State and local government jobs are front and center in Dems' plans for COVID-19 relief
- By Lia Russell
- Apr 28, 2020
Democratic lawmakers are seeking aid to help state and local governments retain workers and avoid layoffs in the next relief bill aimed at alleviating the economic toll that the coronavirus pandemic has had upon the U.S. economy.
Speaker of the House Nancy Pelosi (D-Calif.) and Senate Minority Leader Chuck Schumer (D-N.Y.) are leading efforts to provide state and local governments with as much as $700 billion in block aid grants and increased funding for Medicaid. Both houses of Congress are hoping to pass another stimulus package after passing the $2.2 trillion Coronavirus Aid, Relief, and Economic Security Act on March 27.
Both lawmakers said they were most concerned with preventing smaller governments from having to enact austerity measures that would force them to lay off workers such as public-school custodians, emergency medical technicians and unemployment insurance analysts, all of whom are needed to ensure the health and safety of the public during COVID-19.
"Bankruptcy is not an abstract concept for local and state governments," Schumer told reporters during a press call with Pelosi and President Lee Saunders of the American Federation of State, County, and Municipal Employees on April 28.
"Hundreds of thousands of local and state workers being fired or furloughed. Congress should not abandon any workers, especially public service workers."
AFSCME President Saunders added, "We need to keep local and state governments solvent to keep workers employed."
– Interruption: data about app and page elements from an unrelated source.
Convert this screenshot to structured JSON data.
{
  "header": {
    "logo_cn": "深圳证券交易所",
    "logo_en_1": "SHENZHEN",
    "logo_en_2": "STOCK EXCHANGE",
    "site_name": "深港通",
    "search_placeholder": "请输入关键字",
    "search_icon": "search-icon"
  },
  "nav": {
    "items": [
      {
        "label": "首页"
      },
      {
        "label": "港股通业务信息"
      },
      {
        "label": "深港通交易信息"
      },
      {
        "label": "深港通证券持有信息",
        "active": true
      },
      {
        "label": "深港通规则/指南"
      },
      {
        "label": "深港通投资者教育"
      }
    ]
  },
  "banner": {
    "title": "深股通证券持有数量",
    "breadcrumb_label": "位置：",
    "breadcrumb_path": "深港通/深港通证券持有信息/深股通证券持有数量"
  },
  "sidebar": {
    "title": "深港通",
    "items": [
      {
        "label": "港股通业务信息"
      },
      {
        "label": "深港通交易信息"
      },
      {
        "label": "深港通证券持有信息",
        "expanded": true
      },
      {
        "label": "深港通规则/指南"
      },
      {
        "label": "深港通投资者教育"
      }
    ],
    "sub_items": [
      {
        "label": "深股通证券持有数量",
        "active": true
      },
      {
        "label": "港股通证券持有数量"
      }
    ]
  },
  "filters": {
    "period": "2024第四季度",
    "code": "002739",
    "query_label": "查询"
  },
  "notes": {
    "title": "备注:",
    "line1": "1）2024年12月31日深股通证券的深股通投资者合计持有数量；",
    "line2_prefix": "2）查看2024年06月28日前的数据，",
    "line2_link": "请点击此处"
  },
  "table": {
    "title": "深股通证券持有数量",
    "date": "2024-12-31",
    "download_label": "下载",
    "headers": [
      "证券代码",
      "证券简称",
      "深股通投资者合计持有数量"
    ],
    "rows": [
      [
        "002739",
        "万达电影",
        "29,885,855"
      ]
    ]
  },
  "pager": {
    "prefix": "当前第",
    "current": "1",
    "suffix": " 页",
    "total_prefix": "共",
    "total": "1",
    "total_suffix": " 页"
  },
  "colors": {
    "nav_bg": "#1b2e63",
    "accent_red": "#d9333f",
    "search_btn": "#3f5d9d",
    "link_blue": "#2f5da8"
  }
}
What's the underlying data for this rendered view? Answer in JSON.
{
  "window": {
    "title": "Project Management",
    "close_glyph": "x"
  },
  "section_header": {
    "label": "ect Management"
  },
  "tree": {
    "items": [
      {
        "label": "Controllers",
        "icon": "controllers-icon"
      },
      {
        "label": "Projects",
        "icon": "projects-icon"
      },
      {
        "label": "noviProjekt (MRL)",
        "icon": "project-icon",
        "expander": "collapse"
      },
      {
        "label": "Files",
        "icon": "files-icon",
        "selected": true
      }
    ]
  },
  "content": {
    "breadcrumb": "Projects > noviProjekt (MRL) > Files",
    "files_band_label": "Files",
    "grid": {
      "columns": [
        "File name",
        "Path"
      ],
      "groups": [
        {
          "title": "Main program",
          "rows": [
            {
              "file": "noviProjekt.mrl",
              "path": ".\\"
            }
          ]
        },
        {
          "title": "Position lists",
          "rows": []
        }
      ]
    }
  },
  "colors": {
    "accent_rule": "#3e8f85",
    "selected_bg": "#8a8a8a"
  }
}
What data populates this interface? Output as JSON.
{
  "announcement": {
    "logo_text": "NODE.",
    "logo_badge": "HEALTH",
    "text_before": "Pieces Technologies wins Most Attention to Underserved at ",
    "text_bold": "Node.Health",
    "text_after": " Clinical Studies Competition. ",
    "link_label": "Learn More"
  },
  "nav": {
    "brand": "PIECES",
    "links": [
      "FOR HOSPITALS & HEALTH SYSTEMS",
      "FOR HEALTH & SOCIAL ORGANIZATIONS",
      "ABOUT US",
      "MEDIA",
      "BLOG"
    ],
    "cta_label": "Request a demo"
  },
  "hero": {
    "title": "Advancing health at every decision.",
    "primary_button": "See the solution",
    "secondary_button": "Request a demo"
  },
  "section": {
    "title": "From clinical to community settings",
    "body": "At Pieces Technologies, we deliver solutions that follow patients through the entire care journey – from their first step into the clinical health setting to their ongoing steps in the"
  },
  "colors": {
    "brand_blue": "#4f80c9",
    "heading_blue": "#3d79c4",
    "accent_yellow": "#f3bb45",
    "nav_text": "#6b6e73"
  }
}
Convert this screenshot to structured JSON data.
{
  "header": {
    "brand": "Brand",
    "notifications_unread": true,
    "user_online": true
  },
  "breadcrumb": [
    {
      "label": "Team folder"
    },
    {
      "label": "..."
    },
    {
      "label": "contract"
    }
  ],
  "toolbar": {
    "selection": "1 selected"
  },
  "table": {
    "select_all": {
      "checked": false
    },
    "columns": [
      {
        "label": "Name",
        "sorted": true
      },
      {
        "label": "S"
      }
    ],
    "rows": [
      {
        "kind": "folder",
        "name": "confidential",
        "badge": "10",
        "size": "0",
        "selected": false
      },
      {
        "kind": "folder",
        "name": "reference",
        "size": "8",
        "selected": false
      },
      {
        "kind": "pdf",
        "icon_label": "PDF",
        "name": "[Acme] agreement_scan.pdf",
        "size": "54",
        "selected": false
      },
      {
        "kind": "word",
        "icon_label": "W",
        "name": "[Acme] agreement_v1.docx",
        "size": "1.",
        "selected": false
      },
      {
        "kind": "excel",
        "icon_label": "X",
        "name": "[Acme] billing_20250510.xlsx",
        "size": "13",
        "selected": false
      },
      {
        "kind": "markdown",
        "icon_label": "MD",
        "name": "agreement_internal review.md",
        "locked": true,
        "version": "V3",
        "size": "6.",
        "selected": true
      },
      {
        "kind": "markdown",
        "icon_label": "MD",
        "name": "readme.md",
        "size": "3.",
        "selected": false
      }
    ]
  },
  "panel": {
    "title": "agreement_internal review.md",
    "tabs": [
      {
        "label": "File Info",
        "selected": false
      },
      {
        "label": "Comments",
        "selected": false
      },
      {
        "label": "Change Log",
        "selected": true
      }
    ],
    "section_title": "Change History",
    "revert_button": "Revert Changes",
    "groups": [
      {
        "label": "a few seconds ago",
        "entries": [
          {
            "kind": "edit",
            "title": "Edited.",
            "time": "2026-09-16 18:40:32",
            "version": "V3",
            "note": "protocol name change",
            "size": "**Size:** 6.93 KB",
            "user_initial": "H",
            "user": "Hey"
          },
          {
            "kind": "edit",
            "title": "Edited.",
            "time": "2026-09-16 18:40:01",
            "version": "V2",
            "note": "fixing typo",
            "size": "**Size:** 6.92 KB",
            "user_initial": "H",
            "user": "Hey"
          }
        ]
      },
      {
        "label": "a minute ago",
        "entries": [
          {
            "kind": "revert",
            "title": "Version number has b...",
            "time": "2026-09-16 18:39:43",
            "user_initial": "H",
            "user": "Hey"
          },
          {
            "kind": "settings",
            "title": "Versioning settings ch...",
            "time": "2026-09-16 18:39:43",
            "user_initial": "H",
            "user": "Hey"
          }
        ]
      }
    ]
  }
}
Speaker Rep. Pelosi and Sen. Schumer said part of the impetus for the new bill was a letter that the National Governors Association had sent them and their Republican colleagues on March 20. The letter had asked for direct funding from Congress to offset issues such as a rise in layoffs and furloughs that strained existing resources to provide such workers with unemployment insurance.
Schumer was one of several Democratic Senators to introduce a Heroes' Fund that if enacted would provide essential workers with hazard pay equivalent to a $13 per hour raise and extra funding to recruit and train needed medical personnel.
Pelosi said that "while we couldn't get our [Republican colleagues] to agree to language that was pervasive enough to cover everyone," both hazard pay and paid sick leave would be addressed in any forthcoming legislation concerning state and local public sector workers. She added Rep. Bobby Scott (D-Va.) of the House Education and Labor Committee and Sen. Patty Murray (D-Wash.) would soon announce a piece of legislation aimed at providing frontline healthcare workers with hazard pay and debt forgiveness.
Lia Russell is a former staff writer and associate editor at FCW.